What is the value space? the agreement, plotted on the x/y axis
leaning and influencing (divvy up fixed good or
value)
What are elements of distributive bargaining? Anchoring and framing (First offers) the first
offer frames the negotiation, and matters!
Commitment (Patterns of Concession)
The EndGame
Ethics

ISSUE SPACE. Framing High: pushed in favor of


the seller, seller first offer is high. Risk of going too
Talk about benefits and risks of framing high high and having other person think you are
and low in issue space, from perspective of buyer ridiculous
and seller.
Framing Low: pushed in favor of buyer.

• one issue negotiations are largely about


dividing a fixed pie
Define multi-issue negotiations in context of • multi issue negotiations are about baking a
one issue negotiations bigger pie (and dividing it)

Integrative bargaining: we push out together
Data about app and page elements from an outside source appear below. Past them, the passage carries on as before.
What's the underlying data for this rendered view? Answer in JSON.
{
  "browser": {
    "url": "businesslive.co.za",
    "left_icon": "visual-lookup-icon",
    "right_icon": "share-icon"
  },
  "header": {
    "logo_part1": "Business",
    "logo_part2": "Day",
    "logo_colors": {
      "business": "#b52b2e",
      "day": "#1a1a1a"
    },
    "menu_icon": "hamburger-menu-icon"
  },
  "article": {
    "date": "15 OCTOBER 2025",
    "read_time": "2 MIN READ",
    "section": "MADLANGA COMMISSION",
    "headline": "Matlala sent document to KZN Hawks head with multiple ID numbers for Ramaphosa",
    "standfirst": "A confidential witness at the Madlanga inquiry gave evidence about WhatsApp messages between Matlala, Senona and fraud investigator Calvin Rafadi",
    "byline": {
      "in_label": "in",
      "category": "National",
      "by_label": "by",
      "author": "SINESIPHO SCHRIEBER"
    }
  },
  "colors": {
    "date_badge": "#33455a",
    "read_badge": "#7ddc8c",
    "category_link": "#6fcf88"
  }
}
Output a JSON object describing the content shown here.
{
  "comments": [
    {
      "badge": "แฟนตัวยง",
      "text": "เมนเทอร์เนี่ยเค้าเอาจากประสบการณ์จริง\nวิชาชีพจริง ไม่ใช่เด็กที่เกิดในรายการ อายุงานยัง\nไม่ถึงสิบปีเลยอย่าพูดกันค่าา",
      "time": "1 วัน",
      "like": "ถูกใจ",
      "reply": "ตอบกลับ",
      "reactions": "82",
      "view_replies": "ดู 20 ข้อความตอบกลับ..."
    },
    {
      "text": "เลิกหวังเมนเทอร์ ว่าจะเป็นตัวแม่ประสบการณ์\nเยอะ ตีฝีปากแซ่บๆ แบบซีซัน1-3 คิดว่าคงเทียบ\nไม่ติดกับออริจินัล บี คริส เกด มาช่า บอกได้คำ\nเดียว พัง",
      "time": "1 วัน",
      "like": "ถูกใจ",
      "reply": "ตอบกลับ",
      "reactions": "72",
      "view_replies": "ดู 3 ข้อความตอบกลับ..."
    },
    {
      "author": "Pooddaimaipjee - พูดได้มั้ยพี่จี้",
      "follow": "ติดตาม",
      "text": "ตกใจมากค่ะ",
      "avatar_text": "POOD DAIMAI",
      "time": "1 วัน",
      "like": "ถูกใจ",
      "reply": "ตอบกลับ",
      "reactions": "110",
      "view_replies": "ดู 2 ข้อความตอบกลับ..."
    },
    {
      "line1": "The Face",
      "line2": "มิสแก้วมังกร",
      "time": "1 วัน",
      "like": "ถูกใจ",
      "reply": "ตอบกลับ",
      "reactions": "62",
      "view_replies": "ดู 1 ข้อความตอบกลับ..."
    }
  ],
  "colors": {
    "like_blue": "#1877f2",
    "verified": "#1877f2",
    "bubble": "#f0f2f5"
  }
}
Define integrative versus distributive But we also have to worry about distributive
bargaining bargaining, diving between two parties (sideways
arrow)
What are tactics for creating value in o Sharing information
integrative bargaining? o Joint Problem Solving

lack of information
• complexity
• Mistrust
What are the barriers to effective integrative • “claiming” behavior
bargaining? o Misinformation
o Commitments
o We cling as much value as we can
for ourselves without thinking
about expanding frontier

• The choice: create or claim value

What is the negotiators dilemma?

(draw it in normal form – what is it like?)

• public goods (non excludable and non-


rivalrous)
• Externalities
What are rationales for government to take • Negotiation Failures
action? o Mistrust
o Lack of communication
o High transaction costs
o Complexity
o Claiming behavior
• inequalities or other value violations
• direct provision of goods or services
What are five “modes” of government? • market perfecting (or improving)
• regulation
• negotiation facilitation
• redistribution

• pure public goods such as Defense


• “tax and spend” may be pareto improving
• Problem: imperfect public goods (it isn’t
clear they actually exist)
• Examples: Location-specific goods: a
Define direct provision national park?
People that live closer can benefit more
Group specific goods: NEA? PBS?

• Taxes or subsidies
• Aligning private costs and benefits with
social costs and benefits
• Examples
Define market perfecting o Gasoline taxes
o Research subsidies (or tax breaks)
• Issues
o how much is enough?
o Income and distribution effects

• restricting private actions not in the “Public


Define regulation interest”
• Examples
o Driver’s licenses
o Drinking age
• contract enforcement
• judicial system is government’s way or
How does the government facilitate trying to enforce contracts
negotiation? • Mediation: get two sides to come to
agreement
• Arbitration: parties both agree that YOU
come up with solution

o Initial endowments
o Unfair processes
What are three rationales for redistribution? o “lumpy” prizes

o Progressive taxation: you pay more


What are three policies of redistribution? if you earn more
o Social insurance (persons with
higher income less eligible for
benefits, Medicare)
o Affirmative action

Pareto principle
What are the three options to represent the Voting
public interest? Potential compensation
If everyone is at least well off, then there is no
question that social welfare has improved
Limits to the Pareto Principle
o Rarely do policies allow a pareto
What is the argument for/against the Pareto comparison
principle? o Usually, someone is better off,
someone worse
Is the sacrifice of one person worth the benefit
of others? When do we allow tradeoffs?

voting to reveal welfare


individuals judge their own
interests
majority may be better off
What are arguments for/against voting? Issues
does not measure strength of preferences
Voting does not guarantee a unique
“winner” (Arrow’s impossibility theorem)
“Tyranny” of the majority

If we could pay the losers from the gains of the


winners then the policy is a kaldor hicks
improvement
Government favors groups that get them
Describe potential compensation elected!

• Social Benefit Cost Analysis: employs


potential compensation criterion
• Does not address equity questions